So I was thinking getting rid of the secret ballot for World Cup bids was probably a good idea at this point. So good an idea, in fact, that I honestly couldn't come up with a reason why the voting was secret in the first place.
Well, you know what they say – ask the man who owns one. You might be surprised that a powerful sports mandarin would waste time humoring a despised blogger, but Chuck Blazer does. Maybe that's one of the reason he is a powerful sports mandarin and I'm not – charm does go a long way.
Not actually anticipating a reply, to be quite honest, I sent Mr. Blazer these questions. His e-mail is pretty easy to find, and I assume I'm not the only one asking him questions these days.
And Mr. Blazer's response – I think this is him, otherwise CONCACAF has an administrative assistant who has him down pat:
In the interests of full context, my boring thank-you response…because HIS reply to that was interesting:
On the extremely slim chance that he's reading – thanks again for replying, Mr. Blazer. He seems like a fascinating pen pal, but he really does better things to do than answer my follow-up questions along the lines of "So what does the USSF need CONCACAF for, at this point?" At some point, I should let real journalists take over.
And no, I wasn't really under the impression he was going to say "By God! I've never thought of it that way! Your brilliant insights have changed my mind – and the way I look at the whole sport! I'll be on the phone with Mr. Blatter this very hour! We MUST have a re-vote!"
But if this is the public reasoning for the secret ballot, then some things need to pointed out.
As far as protecting the game from government interference – in the words of Diogenes, c'mon. Any government sufficiently dastardly to take reprisals against a sports official isn't going to be dissuaded by that official's mere word, in case the vote goes the wrong way. If and when North Korea gets its Executive Committee vote – and it's only a matter of time – I'm pretty sure their representative will have very little protection from this secret ballot policy. People knew how Charles Dempsey voted, after all.
I doubt the ballot was secret from other members of the Executive Committee, either, which defeats the purpose of theoretical Executive Committee member independence pretty thoroughly.

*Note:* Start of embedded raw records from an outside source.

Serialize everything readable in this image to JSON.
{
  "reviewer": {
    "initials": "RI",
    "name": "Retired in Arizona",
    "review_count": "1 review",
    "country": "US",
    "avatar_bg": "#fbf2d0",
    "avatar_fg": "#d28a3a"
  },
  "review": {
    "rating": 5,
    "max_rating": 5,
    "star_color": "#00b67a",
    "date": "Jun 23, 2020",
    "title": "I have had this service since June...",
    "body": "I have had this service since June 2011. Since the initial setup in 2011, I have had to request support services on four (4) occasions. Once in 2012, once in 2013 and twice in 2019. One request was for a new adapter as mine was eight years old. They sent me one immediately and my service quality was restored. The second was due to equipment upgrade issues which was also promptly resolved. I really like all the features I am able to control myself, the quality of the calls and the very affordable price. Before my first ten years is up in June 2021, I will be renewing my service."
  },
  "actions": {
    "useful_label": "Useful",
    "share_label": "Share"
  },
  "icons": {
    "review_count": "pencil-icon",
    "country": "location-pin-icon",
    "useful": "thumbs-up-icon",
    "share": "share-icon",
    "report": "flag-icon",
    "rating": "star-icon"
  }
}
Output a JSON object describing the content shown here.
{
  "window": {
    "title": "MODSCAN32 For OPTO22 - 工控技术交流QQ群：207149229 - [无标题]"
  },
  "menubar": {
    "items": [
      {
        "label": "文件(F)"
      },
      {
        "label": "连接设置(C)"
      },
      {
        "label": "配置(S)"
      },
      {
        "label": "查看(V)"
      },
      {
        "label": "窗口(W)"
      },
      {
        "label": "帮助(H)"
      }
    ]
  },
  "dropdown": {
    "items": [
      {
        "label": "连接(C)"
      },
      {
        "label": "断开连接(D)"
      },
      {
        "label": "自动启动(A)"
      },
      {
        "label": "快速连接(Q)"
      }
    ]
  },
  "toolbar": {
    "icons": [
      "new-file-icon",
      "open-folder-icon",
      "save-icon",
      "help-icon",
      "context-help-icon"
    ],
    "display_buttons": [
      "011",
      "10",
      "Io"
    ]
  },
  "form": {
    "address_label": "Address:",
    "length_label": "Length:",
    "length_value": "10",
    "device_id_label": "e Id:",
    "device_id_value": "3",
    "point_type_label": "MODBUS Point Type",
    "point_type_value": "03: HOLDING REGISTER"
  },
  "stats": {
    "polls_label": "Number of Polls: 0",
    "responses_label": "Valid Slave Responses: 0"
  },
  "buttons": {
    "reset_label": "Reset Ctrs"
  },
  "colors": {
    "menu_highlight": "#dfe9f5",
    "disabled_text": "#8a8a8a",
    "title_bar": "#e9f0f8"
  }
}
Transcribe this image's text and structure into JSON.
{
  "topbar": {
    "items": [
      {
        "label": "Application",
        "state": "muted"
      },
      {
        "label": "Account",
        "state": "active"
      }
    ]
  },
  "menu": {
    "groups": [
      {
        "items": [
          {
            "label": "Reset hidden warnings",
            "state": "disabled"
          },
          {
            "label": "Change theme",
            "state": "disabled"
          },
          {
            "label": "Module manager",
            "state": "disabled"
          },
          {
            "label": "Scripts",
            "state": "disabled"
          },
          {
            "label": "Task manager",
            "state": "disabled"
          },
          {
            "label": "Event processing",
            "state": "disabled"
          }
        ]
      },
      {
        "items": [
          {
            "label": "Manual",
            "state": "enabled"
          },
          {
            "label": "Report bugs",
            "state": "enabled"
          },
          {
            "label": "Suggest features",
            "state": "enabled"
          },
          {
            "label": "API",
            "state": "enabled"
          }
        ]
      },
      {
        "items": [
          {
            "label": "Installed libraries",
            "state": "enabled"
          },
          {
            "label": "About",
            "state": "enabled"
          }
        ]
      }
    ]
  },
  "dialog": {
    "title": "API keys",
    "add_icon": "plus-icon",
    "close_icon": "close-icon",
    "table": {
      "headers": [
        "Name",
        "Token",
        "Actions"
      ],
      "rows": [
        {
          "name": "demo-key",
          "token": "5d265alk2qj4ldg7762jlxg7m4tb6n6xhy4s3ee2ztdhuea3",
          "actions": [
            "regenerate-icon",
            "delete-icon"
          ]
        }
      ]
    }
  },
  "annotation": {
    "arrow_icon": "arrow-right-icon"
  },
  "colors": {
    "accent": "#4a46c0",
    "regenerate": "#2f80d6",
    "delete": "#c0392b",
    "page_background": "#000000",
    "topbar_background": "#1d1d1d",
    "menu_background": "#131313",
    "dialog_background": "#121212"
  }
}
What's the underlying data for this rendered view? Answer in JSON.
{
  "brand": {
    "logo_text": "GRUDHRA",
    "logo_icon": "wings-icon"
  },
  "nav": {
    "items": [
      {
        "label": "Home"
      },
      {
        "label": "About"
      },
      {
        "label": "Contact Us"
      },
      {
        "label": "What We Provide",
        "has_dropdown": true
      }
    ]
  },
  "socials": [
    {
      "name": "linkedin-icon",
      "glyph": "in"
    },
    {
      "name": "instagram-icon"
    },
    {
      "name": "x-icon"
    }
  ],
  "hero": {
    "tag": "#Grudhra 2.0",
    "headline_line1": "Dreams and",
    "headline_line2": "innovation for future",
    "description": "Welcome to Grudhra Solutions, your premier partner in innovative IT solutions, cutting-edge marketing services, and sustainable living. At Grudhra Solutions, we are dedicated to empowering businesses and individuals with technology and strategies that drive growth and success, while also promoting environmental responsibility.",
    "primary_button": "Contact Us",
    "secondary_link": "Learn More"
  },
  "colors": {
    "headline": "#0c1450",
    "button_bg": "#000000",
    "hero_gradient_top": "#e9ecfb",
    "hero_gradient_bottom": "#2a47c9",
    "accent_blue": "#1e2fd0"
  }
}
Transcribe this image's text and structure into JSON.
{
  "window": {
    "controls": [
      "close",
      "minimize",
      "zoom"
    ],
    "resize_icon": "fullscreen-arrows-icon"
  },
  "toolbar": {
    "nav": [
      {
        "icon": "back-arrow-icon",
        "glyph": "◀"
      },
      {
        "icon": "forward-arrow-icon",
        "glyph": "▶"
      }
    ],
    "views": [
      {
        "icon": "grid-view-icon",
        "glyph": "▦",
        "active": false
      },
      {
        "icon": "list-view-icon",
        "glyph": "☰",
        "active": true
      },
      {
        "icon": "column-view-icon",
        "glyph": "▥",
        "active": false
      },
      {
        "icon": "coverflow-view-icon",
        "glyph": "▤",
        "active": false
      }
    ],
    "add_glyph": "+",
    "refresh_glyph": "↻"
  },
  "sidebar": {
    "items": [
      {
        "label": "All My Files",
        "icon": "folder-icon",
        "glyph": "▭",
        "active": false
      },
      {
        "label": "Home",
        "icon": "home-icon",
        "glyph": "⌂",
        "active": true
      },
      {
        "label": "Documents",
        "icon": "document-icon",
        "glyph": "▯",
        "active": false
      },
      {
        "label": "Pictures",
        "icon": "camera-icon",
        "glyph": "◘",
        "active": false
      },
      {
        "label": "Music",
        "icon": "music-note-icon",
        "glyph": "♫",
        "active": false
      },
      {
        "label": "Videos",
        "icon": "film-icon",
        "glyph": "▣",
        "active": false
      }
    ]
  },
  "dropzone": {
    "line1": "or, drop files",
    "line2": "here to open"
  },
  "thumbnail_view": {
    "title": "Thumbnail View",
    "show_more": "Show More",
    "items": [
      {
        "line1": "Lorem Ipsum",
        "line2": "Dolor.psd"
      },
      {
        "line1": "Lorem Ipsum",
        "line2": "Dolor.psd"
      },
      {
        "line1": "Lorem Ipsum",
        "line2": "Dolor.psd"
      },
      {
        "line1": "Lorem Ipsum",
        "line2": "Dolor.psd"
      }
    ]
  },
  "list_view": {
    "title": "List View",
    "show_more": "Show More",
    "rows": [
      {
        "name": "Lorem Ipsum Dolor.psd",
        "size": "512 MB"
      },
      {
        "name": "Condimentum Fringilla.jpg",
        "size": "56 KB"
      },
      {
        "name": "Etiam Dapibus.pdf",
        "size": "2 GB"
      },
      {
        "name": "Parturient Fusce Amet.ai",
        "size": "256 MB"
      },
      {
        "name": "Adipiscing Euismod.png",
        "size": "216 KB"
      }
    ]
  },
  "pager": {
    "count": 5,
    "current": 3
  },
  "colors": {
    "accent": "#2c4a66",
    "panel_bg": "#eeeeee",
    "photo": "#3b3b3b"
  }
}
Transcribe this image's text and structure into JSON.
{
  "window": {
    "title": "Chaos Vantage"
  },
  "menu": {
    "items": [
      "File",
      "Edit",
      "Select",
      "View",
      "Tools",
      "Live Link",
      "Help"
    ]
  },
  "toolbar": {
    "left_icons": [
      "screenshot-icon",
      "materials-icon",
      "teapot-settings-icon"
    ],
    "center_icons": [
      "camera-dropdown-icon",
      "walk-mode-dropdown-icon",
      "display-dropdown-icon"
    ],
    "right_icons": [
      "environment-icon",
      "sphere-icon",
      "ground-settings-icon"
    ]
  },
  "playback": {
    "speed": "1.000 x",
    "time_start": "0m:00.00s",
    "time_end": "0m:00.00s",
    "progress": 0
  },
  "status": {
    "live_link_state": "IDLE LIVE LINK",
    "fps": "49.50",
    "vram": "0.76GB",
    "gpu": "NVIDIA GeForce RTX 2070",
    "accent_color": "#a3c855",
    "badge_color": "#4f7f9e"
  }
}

That's assuming that we do want the sport to be independent of government interference. Not to get all smarmy civics class on you, but there's a reason you and I have a secret ballot, while Congressmen and Senators don't. Representatives must be responsible to those who they represent. The same applies here. Dues-paying members of the US Soccer Federation – and, therefore, FIFA – have every right in the world to know who rejected their bid, and why. And why we would want the USSF to continue to deal with them.
And as Blazer points out, since so much of sports are political in other countries…well, to me that's more of a reason for the public to know who's voting for whom. The English public have every right to be furious with the FIFA Executive Committee, and the only one who has come forward so far even promising a future explanation is Blazer.
An official policy of government non-interference which persecutes any hint of anti-corruption legislation, but turned a blind eye to Uday Hussein, is a dead letter at best.
Besides, if governments are likely to use dastardly measures to pressure their representatives to make sure they vote the way the dictator demands…well, maybe those nations shouldn't be on the FIFA Executive Committee to begin with.
I assume Nicolas Sarkozy wasn't really going to have Michel Platini disappeared, in any case.
Those of us mere mortals who must pay taxes and parking tickets might sympathize with FIFA's battle against government in all its forms, but the motivation seems a lot closer to Edward Teach and Al Capone than Jean-Jacques Rousseau.
If I was going to waste any more of Blazer's time, I'd have asked him what ideas he had to reform the process. Giving every member of FIFA a vote might at least make bribery expensive – even Qatar would have trouble bribing 200 people, instead of just 11.
Or have however many nations submit their bids, have an independent panel filter through the ones that are realistic and workable – then choose a winner at random. We still might have been stuck with Russia and Qatar, but I'd trust a Las Vegas roulette wheel over a sealed FIFA bid any day of the week.
In any case, if Blazer is serious about the necessity of change, then he'll have to convince FIFA general secretary Jerome Valcke, who, perhaps unsurprisingly, thinks everything is fine.
Well, after all, what's the hurry – the next round of bidding won't be for something like a decade, for a tournament that won't be held until over a decade and a half from now.
And I do believe Blazer did vote for the US in each round, not least because the Guardian's reliability on this topic is now absolutely non-existent.